Sophie was born in London. She studied music at New College, Oxford, but after a year switched to Politics, Philosophy and Economics. She now lives in London, UK, with her husband and family.

DISCLOSURE: I read a library copy of Remember Me? by Sophie Kinsella.

All opinions expressed in this review are entirely my own personal opinions.

Please refer to my Goodreads.com profile page or the ‘about’ pageon sandysbookaday.wordpress.com for an explanation of my rating system.

This review and others are also published on my Goodreads.com page https://www.goodreads.com/review/show/919090847

Sandy’s Sunday Summary

It feels like it has been raining forever! Not the best weather for looking at houses, you might say, which is what we have been doing this morning, but I beg to differ. If you can fall in love with a house when the weather is cold, wet, windy and miserable, it must be a good one. This is the second time we have been to view this house and we like it even more the second time around. We walk through the door and it feels like home. There are a couple of minor drawbacks, but nothing insurmountable. The one thing that may kill the deal is that the house is not available until October, and I don’t know if we can make that work, but we are going to have a damned good try.

Onto the reason we are all here  –  books!

I have had a good reading week.

Last night I finished

The Silent Sister

and I will be posting my reviewfor this tomorrow.

I am listening to

Escape from Mr. Lemoncello's Library (Mr. Lemoncello's Library #1)

which I am loving!

This week I am planning on reading

Into the Darkness

The Missing…

In a hidden basement, eighteen-year-old Toni is held captive and no one can hear her screams. She’s been abducted after investigating unspeakable things in the darkest corners of the Internet.

The Vigilante…

Fearing the worst, Toni’s mother turns to ex-SAS operative Mitchell to help find her missing daughter. And when Mitchell discovers Toni’s fate rests in the hands of pure evil, he races against the clock to find Toni and bring her out alive. But even that might not be enough to save her.

The Detective…

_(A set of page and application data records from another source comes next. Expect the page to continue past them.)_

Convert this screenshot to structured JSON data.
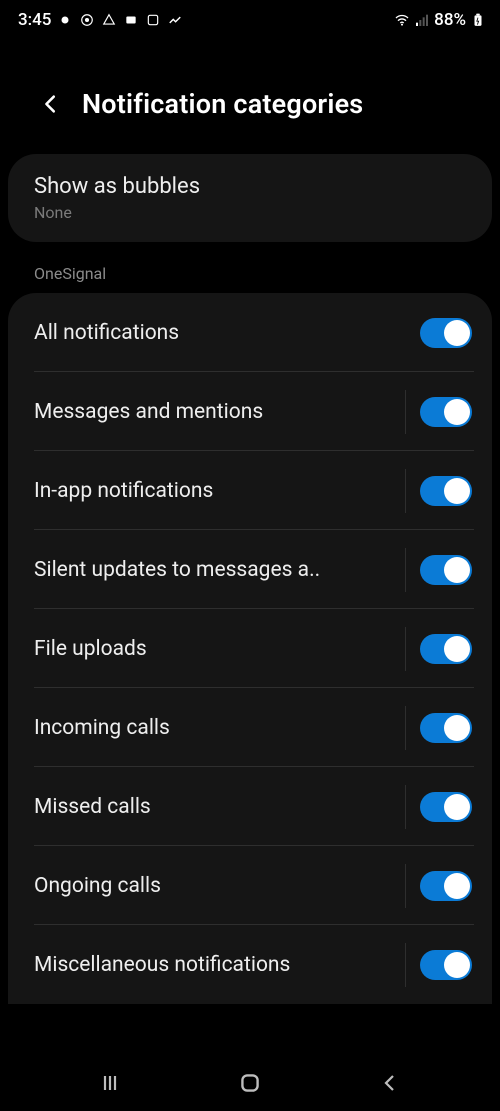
{
  "status": {
    "time": "3:45",
    "battery": "88%"
  },
  "header": {
    "title": "Notification categories"
  },
  "bubbles": {
    "title": "Show as bubbles",
    "value": "None"
  },
  "section": {
    "label": "OneSignal"
  },
  "items": [
    {
      "label": "All notifications",
      "on": true,
      "separator": false
    },
    {
      "label": "Messages and mentions",
      "on": true,
      "separator": true
    },
    {
      "label": "In-app notifications",
      "on": true,
      "separator": true
    },
    {
      "label": "Silent updates to messages a..",
      "on": true,
      "separator": true
    },
    {
      "label": "File uploads",
      "on": true,
      "separator": true
    },
    {
      "label": "Incoming calls",
      "on": true,
      "separator": true
    },
    {
      "label": "Missed calls",
      "on": true,
      "separator": true
    },
    {
      "label": "Ongoing calls",
      "on": true,
      "separator": true
    },
    {
      "label": "Miscellaneous notifications",
      "on": true,
      "separator": true
    }
  ]
}
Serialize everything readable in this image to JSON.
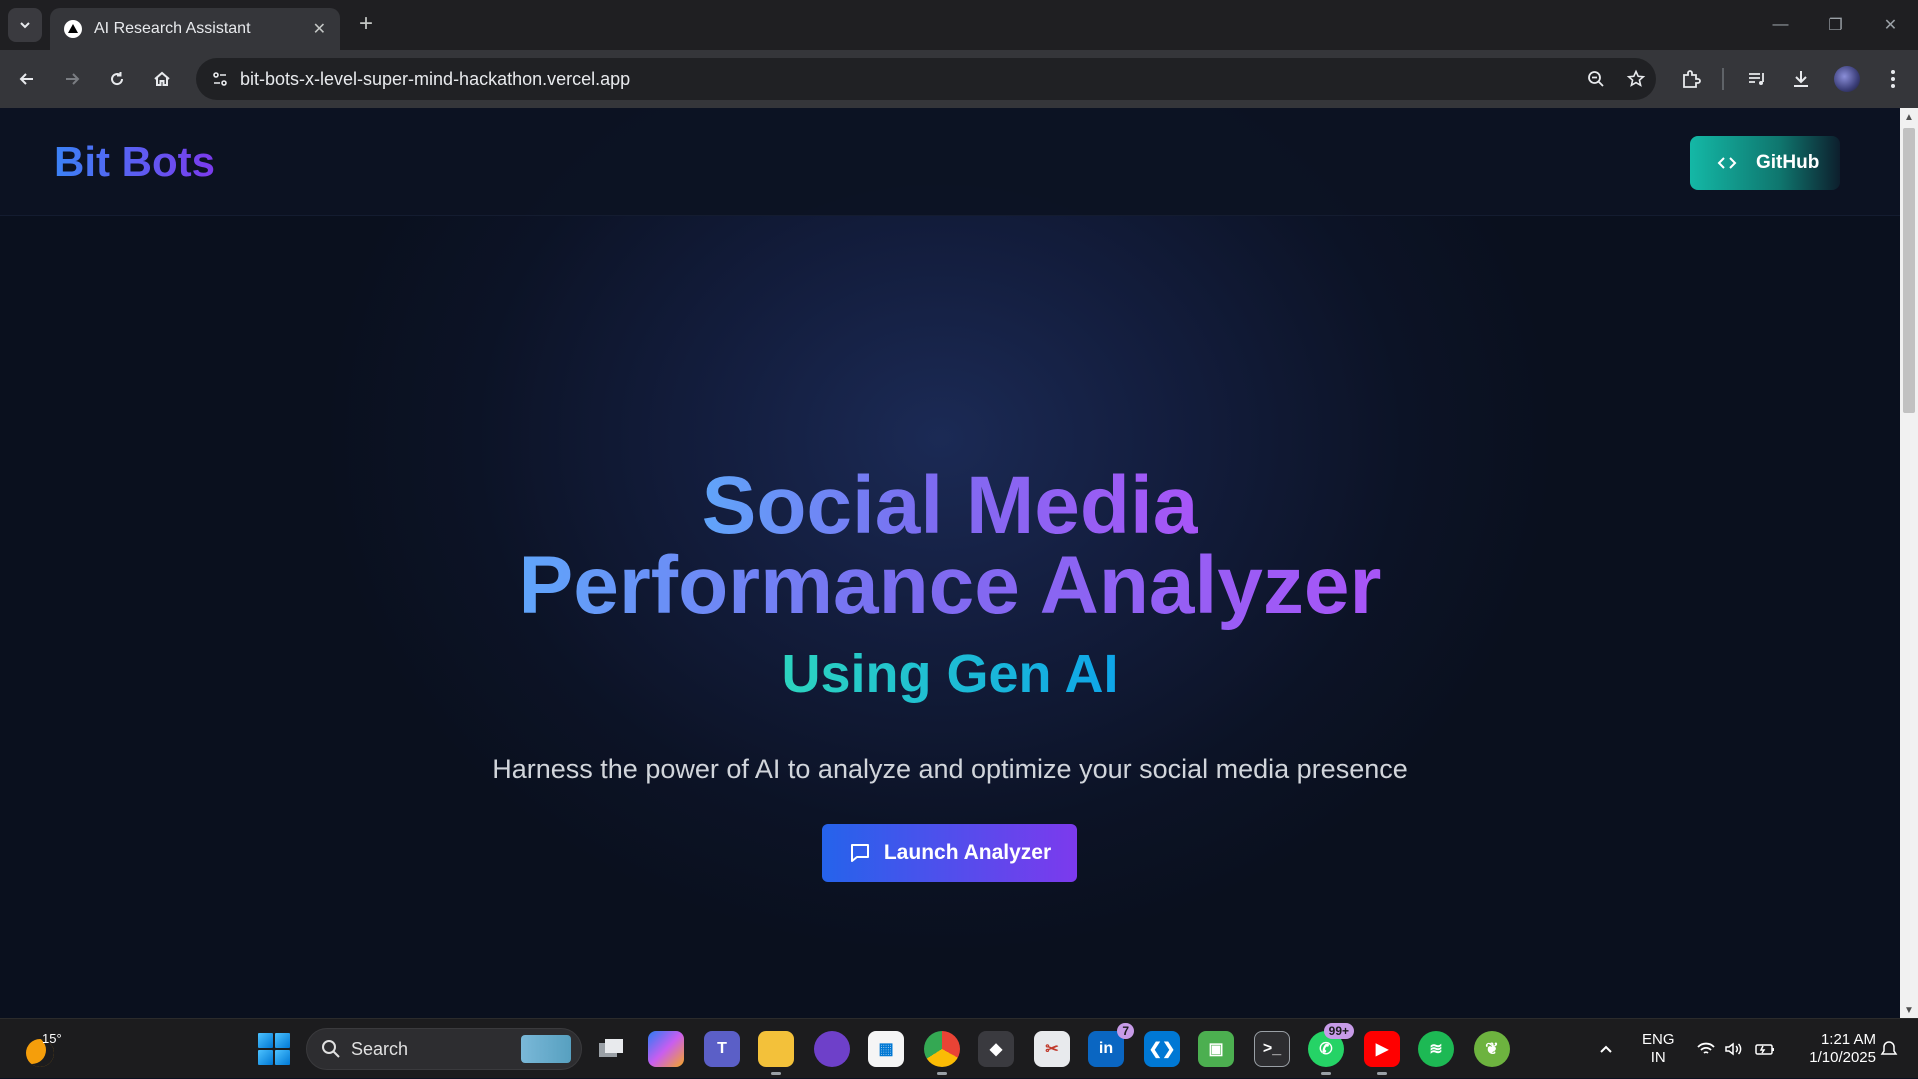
{
  "browser": {
    "tab_title": "AI Research Assistant",
    "url": "bit-bots-x-level-super-mind-hackathon.vercel.app"
  },
  "page": {
    "brand": "Bit Bots",
    "github_label": "GitHub",
    "headline_line1": "Social Media",
    "headline_line2": "Performance Analyzer",
    "subheadline": "Using Gen AI",
    "tagline": "Harness the power of AI to analyze and optimize your social media presence",
    "cta_label": "Launch Analyzer"
  },
  "taskbar": {
    "temperature": "15°",
    "search_label": "Search",
    "linkedin_badge": "7",
    "whatsapp_badge": "99+",
    "lang_line1": "ENG",
    "lang_line2": "IN",
    "time": "1:21 AM",
    "date": "1/10/2025"
  },
  "colors": {
    "accent_blue": "#2563eb",
    "accent_purple": "#7c3aed",
    "accent_teal": "#14b8a6",
    "page_bg": "#0b1222"
  }
}
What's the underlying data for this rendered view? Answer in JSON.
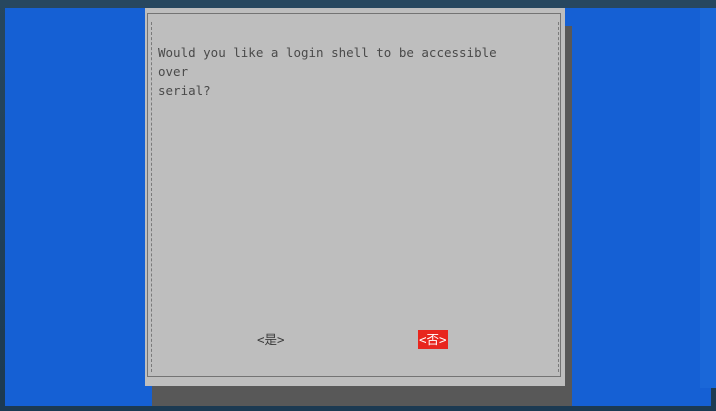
{
  "dialog": {
    "message": "Would you like a login shell to be accessible over\nserial?",
    "yes_label": "<是>",
    "no_label": "<否>"
  },
  "colors": {
    "terminal_bg": "#1560d4",
    "dialog_bg": "#bebebe",
    "selected_button_bg": "#e8261e"
  }
}
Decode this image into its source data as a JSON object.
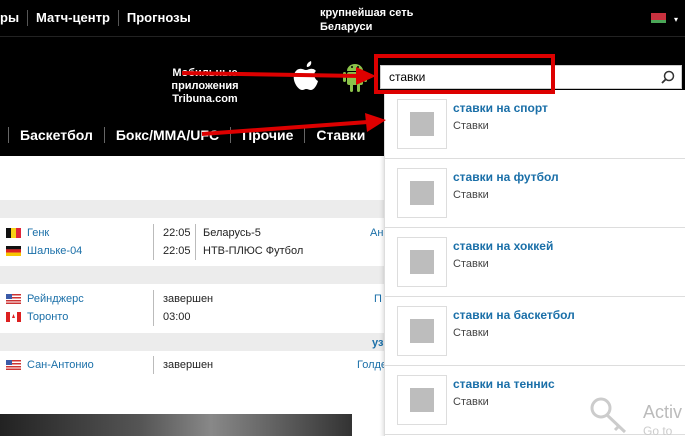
{
  "topbar": {
    "nav": [
      "ры",
      "Матч-центр",
      "Прогнозы"
    ],
    "tagline_line1": "крупнейшая сеть",
    "tagline_line2": "Беларуси"
  },
  "apps": {
    "line1": "Мобильные приложения",
    "line2": "Tribuna.com"
  },
  "search": {
    "value": "ставки"
  },
  "sportnav": [
    "Баскетбол",
    "Бокс/MMA/UFC",
    "Прочие",
    "Ставки"
  ],
  "matches": [
    {
      "team": "Генк",
      "time": "22:05",
      "tv": "Беларусь-5",
      "extra": "Ан"
    },
    {
      "team": "Шальке-04",
      "time": "22:05",
      "tv": "НТВ-ПЛЮС Футбол",
      "extra": ""
    },
    {
      "team": "Рейнджерс",
      "time": "завершен",
      "tv": "",
      "extra": "П"
    },
    {
      "team": "Торонто",
      "time": "03:00",
      "tv": "",
      "extra": ""
    },
    {
      "team": "Сан-Антонио",
      "time": "завершен",
      "tv": "",
      "extra": "Голде"
    }
  ],
  "side_tag": "узі",
  "suggestions": [
    {
      "title": "ставки на спорт",
      "sub": "Ставки"
    },
    {
      "title": "ставки на футбол",
      "sub": "Ставки"
    },
    {
      "title": "ставки на хоккей",
      "sub": "Ставки"
    },
    {
      "title": "ставки на баскетбол",
      "sub": "Ставки"
    },
    {
      "title": "ставки на теннис",
      "sub": "Ставки"
    }
  ],
  "watermark": {
    "line1": "Activ",
    "line2": "Go to"
  },
  "colors": {
    "link": "#1a6fa8",
    "annotation": "#dd0000",
    "bar": "#000000"
  }
}
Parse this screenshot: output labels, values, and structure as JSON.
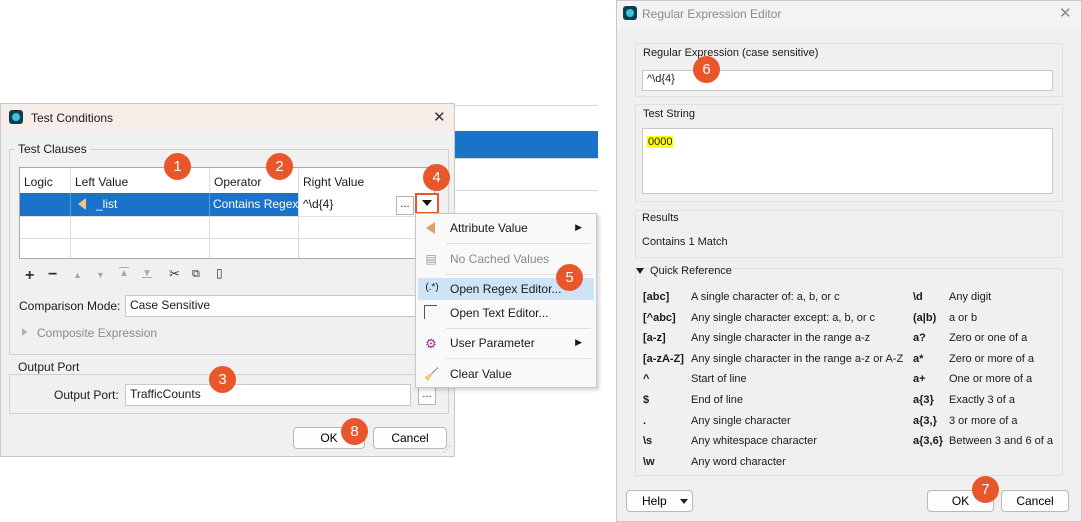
{
  "background": {},
  "test_conditions": {
    "title": "Test Conditions",
    "test_clauses_label": "Test Clauses",
    "columns": [
      "Logic",
      "Left Value",
      "Operator",
      "Right Value"
    ],
    "row": {
      "logic": "",
      "left_value": "_list",
      "operator": "Contains Regex",
      "right_value": "^\\d{4}"
    },
    "dots_label": "...",
    "comparison_mode_label": "Comparison Mode:",
    "comparison_mode_value": "Case Sensitive",
    "composite_expression_label": "Composite Expression",
    "output_port_group": "Output Port",
    "output_port_label": "Output Port:",
    "output_port_value": "TrafficCounts",
    "ok_label": "OK",
    "cancel_label": "Cancel",
    "toolbar_icons": [
      "plus-icon",
      "minus-icon",
      "move-up-icon",
      "move-down-icon",
      "move-top-icon",
      "move-bottom-icon",
      "cut-icon",
      "copy-icon",
      "paste-icon"
    ]
  },
  "context_menu": {
    "items": [
      {
        "label": "Attribute Value",
        "icon": "attribute-icon",
        "submenu": true,
        "disabled": false
      },
      {
        "label": "No Cached Values",
        "icon": "cache-icon",
        "submenu": false,
        "disabled": true
      },
      {
        "label": "Open Regex Editor...",
        "icon": "regex-icon",
        "submenu": false,
        "disabled": false,
        "highlighted": true
      },
      {
        "label": "Open Text Editor...",
        "icon": "text-editor-icon",
        "submenu": false,
        "disabled": false
      },
      {
        "label": "User Parameter",
        "icon": "parameter-icon",
        "submenu": true,
        "disabled": false
      },
      {
        "label": "Clear Value",
        "icon": "broom-icon",
        "submenu": false,
        "disabled": false
      }
    ],
    "regex_icon_glyph": "(.*)"
  },
  "regex_editor": {
    "title": "Regular Expression Editor",
    "regex_label": "Regular Expression (case sensitive)",
    "regex_value": "^\\d{4}",
    "test_string_label": "Test String",
    "test_string_value": "0000",
    "results_label": "Results",
    "results_value": "Contains 1 Match",
    "quick_reference_label": "Quick Reference",
    "quick_reference_left": [
      {
        "code": "[abc]",
        "desc": "A single character of: a, b, or c"
      },
      {
        "code": "[^abc]",
        "desc": "Any single character except: a, b, or c"
      },
      {
        "code": "[a-z]",
        "desc": "Any single character in the range a-z"
      },
      {
        "code": "[a-zA-Z]",
        "desc": "Any single character in the range a-z or A-Z"
      },
      {
        "code": "^",
        "desc": "Start of line"
      },
      {
        "code": "$",
        "desc": "End of line"
      },
      {
        "code": ".",
        "desc": "Any single character"
      },
      {
        "code": "\\s",
        "desc": "Any whitespace character"
      },
      {
        "code": "\\w",
        "desc": "Any word character"
      }
    ],
    "quick_reference_right": [
      {
        "code": "\\d",
        "desc": "Any digit"
      },
      {
        "code": "(a|b)",
        "desc": "a or b"
      },
      {
        "code": "a?",
        "desc": "Zero or one of a"
      },
      {
        "code": "a*",
        "desc": "Zero or more of a"
      },
      {
        "code": "a+",
        "desc": "One or more of a"
      },
      {
        "code": "a{3}",
        "desc": "Exactly 3 of a"
      },
      {
        "code": "a{3,}",
        "desc": "3 or more of a"
      },
      {
        "code": "a{3,6}",
        "desc": "Between 3 and 6 of a"
      }
    ],
    "help_label": "Help",
    "ok_label": "OK",
    "cancel_label": "Cancel"
  },
  "markers": [
    "1",
    "2",
    "3",
    "4",
    "5",
    "6",
    "7",
    "8"
  ],
  "colors": {
    "accent": "#e8562a",
    "selection": "#1a72c9",
    "highlight": "#ffff00",
    "menu_highlight": "#cfe3f7"
  }
}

DS Warren Carter is looking forward to a new job and a simpler life. But when he’s called in to investigate the brutal murder of a seemingly normal couple, he becomes entangled in lives that are anything but simple. And as he digs deeper, he uncovers a crime more twisted than he could ever have imagined.

And

Her Mother's Grave (Detective Josie Quinn, #3)

When two young boys discover human bones buried beneath a tree in a trailer park, Detective Josie Quinn races to join her team at the scene. She used to play in those woods as a child, happier outside and away from her abusive mother, Belinda Rose.

Josie’s past crashes into her present when a rare dental condition confirms the bones belong to a teenage foster-child who was murdered thirty years ago. A girl named Belinda Rose…

Josie hasn’t seen her mother in years but, with an undeniable connection between her mother and the dead girl, does she dare try to track her down?

Just as Josie gets closer to uncovering a secret that will shatter her world forever, another body is uncovered. It’s suddenly clear that someone very close to Josie will stop at nothing to keep the truth buried forever.

As she battles the demons from her past, can Josie stop this killer before another precious life is taken?

And I had a big week of requesting and approvals. . . my version of retail therapy!

9 approvals this week

Her Final Hour

A Little Bird Told Me

The Hangman’s Hold: A gripping serial killer thriller that will keep you hooked (DCI Matilda Darke Series, Book 4)

Into the Darkness

The Coordinates of Loss

Better Than This

The Water Diviner and Other Stories

Tear Me Apart

The Five Wishes of Mr. Murray McBride

So now, if you will all excuse me, I am going to put a roast of lamb in the oven for tonight’s dinner, make a pot of tea and settle into my reading chair for the remainder of the afternoon.

Happy reading my friends. ☔😎